Surnames Sound a Challenge For Researchers
It's all about how Americans' pronunciation of surnames diverged a long time ago from how the names were actually spelled. I found it while searching for the correct pronunciation of "Beauchamp," since I have read soooooo many articles lately about The New Republic's military go-to guy, Scott Thomas Beauchamp. It's usually pronounced "Beecham" over on this side of the pond, apparently. The magazine folks compiled a nice list for us of names and pronunciations that aren't, well, intuitive.
I've been amused by the variation between spelling and pronunciation of proper nouns for as long as I could spell. Near the city of Paris in northeast Texas, where I graduated from high school, there's a small town called Bogata. The first time I saw it, I pronounced it like the capitol of Colombia: bo-gah-TAH. I was corrected immediately, for over there they say "buh-GO-tuh." But, I protested, it's not spelled the right way to say that. They misspelled it. Well, yeah, maybe they did. But this is how it is.
Another local community over there is Kiomatia... pronounced ki-MISH.
In Oklahoma, we have the Washita River. Next state over, in Arkansas, they have the Ouachita National Forest. It's pronounced the same: WAH-shih-tah.
It's not a trend peculiar to Americans, though. The English have some incomprehensible ones, starting with such obvious ones as Worcestershire / Woostershir. And how in the world do they get "Sinjin" from "St. John?"
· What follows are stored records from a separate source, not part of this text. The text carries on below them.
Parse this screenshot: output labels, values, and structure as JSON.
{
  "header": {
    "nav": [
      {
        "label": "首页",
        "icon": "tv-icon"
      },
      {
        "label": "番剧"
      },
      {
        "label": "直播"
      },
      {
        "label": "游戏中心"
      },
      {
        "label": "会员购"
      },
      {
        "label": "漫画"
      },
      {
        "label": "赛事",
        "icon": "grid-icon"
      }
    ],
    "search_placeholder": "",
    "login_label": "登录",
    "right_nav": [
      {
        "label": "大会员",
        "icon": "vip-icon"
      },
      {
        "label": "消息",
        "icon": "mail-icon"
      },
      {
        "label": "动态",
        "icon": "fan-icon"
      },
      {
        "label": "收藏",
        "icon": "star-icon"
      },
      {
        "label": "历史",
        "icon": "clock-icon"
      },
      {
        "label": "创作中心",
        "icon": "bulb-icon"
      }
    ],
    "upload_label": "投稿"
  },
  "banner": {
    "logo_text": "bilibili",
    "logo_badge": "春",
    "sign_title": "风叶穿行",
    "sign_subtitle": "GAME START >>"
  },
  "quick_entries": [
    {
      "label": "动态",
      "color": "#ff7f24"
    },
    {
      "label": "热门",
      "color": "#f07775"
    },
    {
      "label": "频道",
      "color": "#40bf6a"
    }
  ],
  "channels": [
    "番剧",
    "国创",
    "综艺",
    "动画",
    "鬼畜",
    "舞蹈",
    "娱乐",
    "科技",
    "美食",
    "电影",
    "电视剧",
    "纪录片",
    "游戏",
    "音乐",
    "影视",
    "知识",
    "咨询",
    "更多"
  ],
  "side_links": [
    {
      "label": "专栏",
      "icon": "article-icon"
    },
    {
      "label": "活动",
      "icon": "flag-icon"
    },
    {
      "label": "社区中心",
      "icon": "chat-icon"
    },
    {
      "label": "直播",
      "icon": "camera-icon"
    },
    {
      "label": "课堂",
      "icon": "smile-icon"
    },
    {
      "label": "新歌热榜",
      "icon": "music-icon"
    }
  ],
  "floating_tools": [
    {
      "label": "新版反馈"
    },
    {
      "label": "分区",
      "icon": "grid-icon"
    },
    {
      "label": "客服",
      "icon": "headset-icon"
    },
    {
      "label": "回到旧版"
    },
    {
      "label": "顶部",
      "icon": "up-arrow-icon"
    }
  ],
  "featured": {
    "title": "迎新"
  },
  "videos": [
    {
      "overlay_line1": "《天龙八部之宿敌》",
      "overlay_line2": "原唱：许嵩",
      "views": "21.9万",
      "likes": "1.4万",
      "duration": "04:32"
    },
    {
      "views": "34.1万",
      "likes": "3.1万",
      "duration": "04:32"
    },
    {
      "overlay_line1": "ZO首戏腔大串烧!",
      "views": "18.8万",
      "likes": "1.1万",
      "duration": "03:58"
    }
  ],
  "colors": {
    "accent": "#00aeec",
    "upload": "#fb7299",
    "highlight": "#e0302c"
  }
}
If there are any odd ones from your neck of the woods, leave 'em in the comments. I love this kind of stuff.